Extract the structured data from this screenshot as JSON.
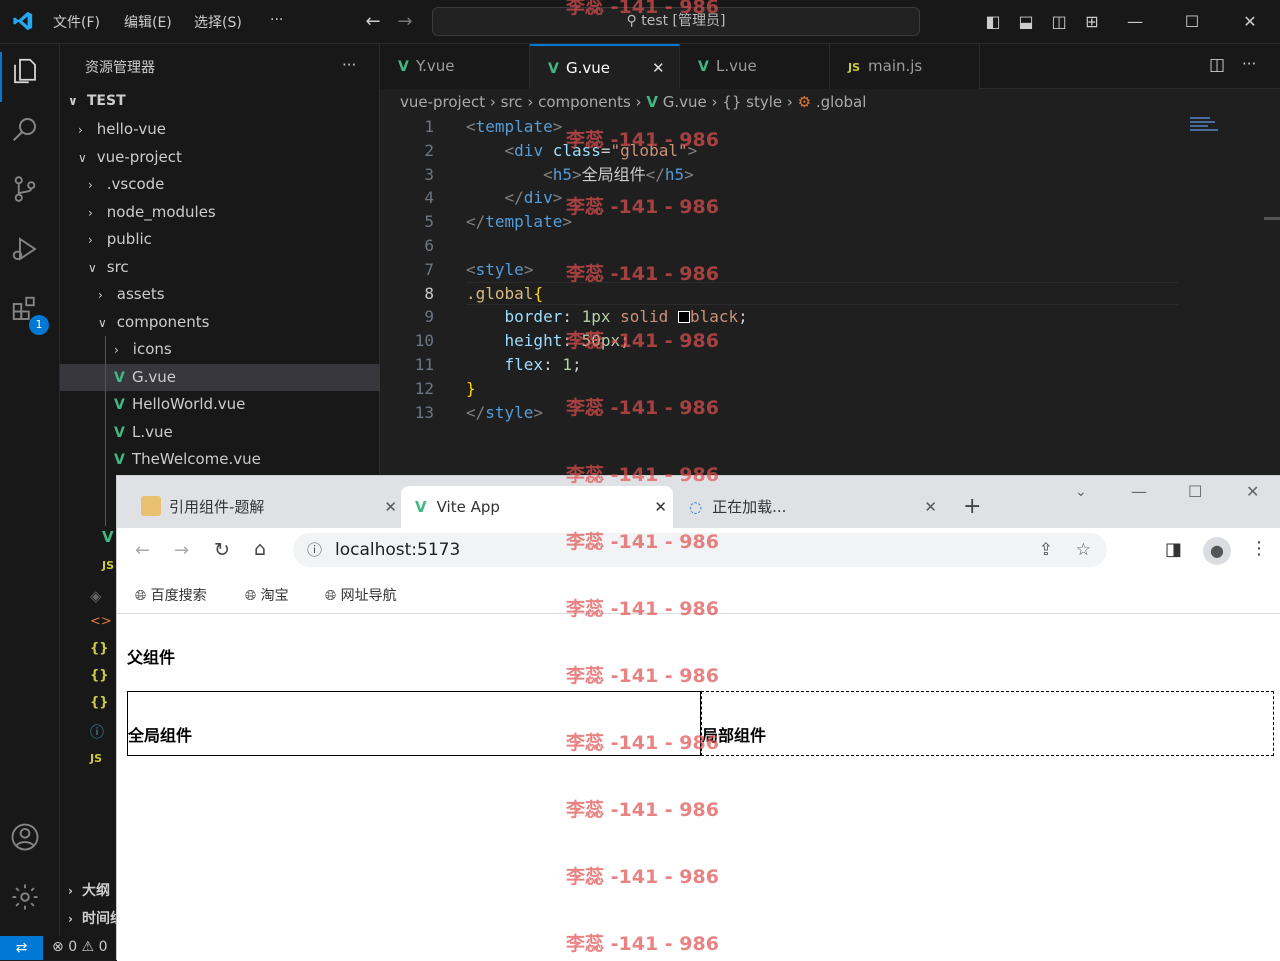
{
  "titlebar": {
    "menus": [
      "文件(F)",
      "编辑(E)",
      "选择(S)",
      "···"
    ],
    "command_center": "test [管理员]"
  },
  "activity_badge": "1",
  "sidebar": {
    "title": "资源管理器",
    "more": "···",
    "root": "TEST",
    "items": [
      {
        "label": "hello-vue",
        "depth": 1,
        "type": "folder-closed"
      },
      {
        "label": "vue-project",
        "depth": 1,
        "type": "folder-open"
      },
      {
        "label": ".vscode",
        "depth": 2,
        "type": "folder-closed"
      },
      {
        "label": "node_modules",
        "depth": 2,
        "type": "folder-closed"
      },
      {
        "label": "public",
        "depth": 2,
        "type": "folder-closed"
      },
      {
        "label": "src",
        "depth": 2,
        "type": "folder-open"
      },
      {
        "label": "assets",
        "depth": 3,
        "type": "folder-closed"
      },
      {
        "label": "components",
        "depth": 3,
        "type": "folder-open"
      },
      {
        "label": "icons",
        "depth": 4,
        "type": "folder-closed"
      },
      {
        "label": "G.vue",
        "depth": 4,
        "type": "vue",
        "selected": true
      },
      {
        "label": "HelloWorld.vue",
        "depth": 4,
        "type": "vue"
      },
      {
        "label": "L.vue",
        "depth": 4,
        "type": "vue"
      },
      {
        "label": "TheWelcome.vue",
        "depth": 4,
        "type": "vue"
      }
    ],
    "outline": "大纲",
    "timeline": "时间线"
  },
  "tabs": [
    {
      "label": "Y.vue",
      "type": "vue"
    },
    {
      "label": "G.vue",
      "type": "vue",
      "active": true
    },
    {
      "label": "L.vue",
      "type": "vue"
    },
    {
      "label": "main.js",
      "type": "js"
    }
  ],
  "breadcrumb": [
    "vue-project",
    "src",
    "components",
    "G.vue",
    "{} style",
    ".global"
  ],
  "editor": {
    "line_numbers": [
      "1",
      "2",
      "3",
      "4",
      "5",
      "6",
      "7",
      "8",
      "9",
      "10",
      "11",
      "12",
      "13"
    ],
    "current_line": "8"
  },
  "status": {
    "errors": "0",
    "warnings": "0"
  },
  "browser": {
    "tabs": [
      {
        "label": "引用组件-题解"
      },
      {
        "label": "Vite App",
        "active": true
      },
      {
        "label": "正在加载..."
      }
    ],
    "url": "localhost:5173",
    "bookmarks": [
      "百度搜索",
      "淘宝",
      "网址导航"
    ],
    "page": {
      "parent_heading": "父组件",
      "global_heading": "全局组件",
      "local_heading": "局部组件"
    }
  },
  "watermark": "李蕊 -141 - 986",
  "colors": {
    "accent": "#0078d4",
    "vue": "#41b883",
    "js": "#cbcb41"
  }
}
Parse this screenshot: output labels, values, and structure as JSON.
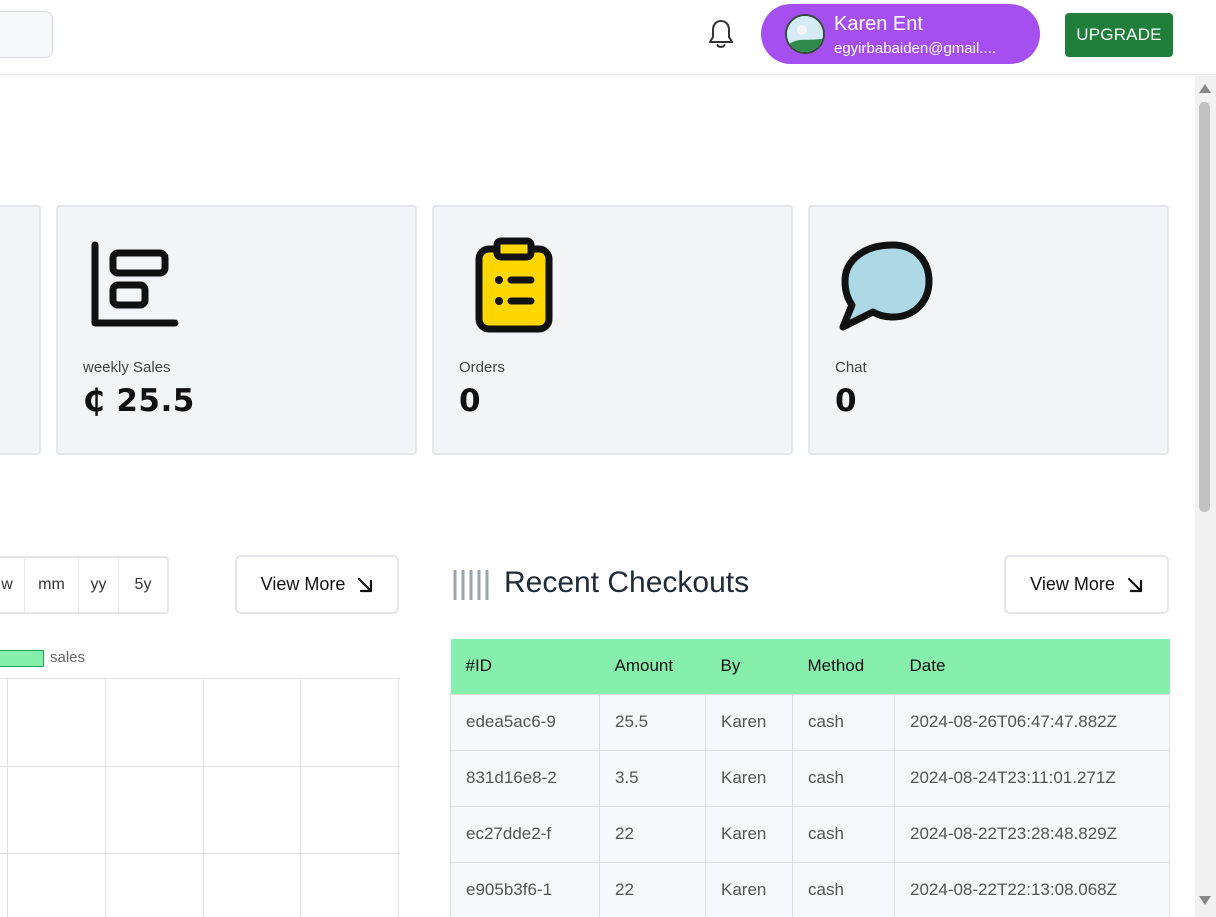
{
  "user": {
    "name": "Karen Ent",
    "email": "egyirbabaiden@gmail...."
  },
  "header": {
    "upgrade_label": "UPGRADE"
  },
  "stats": [
    {
      "label": "weekly Sales",
      "value": "₵ 25.5",
      "icon": "bar-chart-icon"
    },
    {
      "label": "Orders",
      "value": "0",
      "icon": "clipboard-list-icon"
    },
    {
      "label": "Chat",
      "value": "0",
      "icon": "chat-bubble-icon"
    }
  ],
  "chart_controls": {
    "periods": [
      "w",
      "mm",
      "yy",
      "5y"
    ],
    "view_more_label": "View More"
  },
  "chart_data": {
    "type": "bar",
    "series": [
      {
        "name": "sales",
        "values": []
      }
    ],
    "categories": [],
    "legend": "top",
    "grid": true
  },
  "checkouts": {
    "title": "Recent Checkouts",
    "view_more_label": "View More",
    "columns": [
      "#ID",
      "Amount",
      "By",
      "Method",
      "Date"
    ],
    "rows": [
      [
        "edea5ac6-9",
        "25.5",
        "Karen",
        "cash",
        "2024-08-26T06:47:47.882Z"
      ],
      [
        "831d16e8-2",
        "3.5",
        "Karen",
        "cash",
        "2024-08-24T23:11:01.271Z"
      ],
      [
        "ec27dde2-f",
        "22",
        "Karen",
        "cash",
        "2024-08-22T23:28:48.829Z"
      ],
      [
        "e905b3f6-1",
        "22",
        "Karen",
        "cash",
        "2024-08-22T22:13:08.068Z"
      ]
    ]
  },
  "colors": {
    "accent_purple": "#a64ff0",
    "upgrade_green": "#1e7e3a",
    "table_header": "#86efac",
    "orders_yellow": "#ffd700",
    "chat_blue": "#add8e6"
  }
}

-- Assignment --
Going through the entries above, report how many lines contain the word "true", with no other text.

-- Expected answer --
4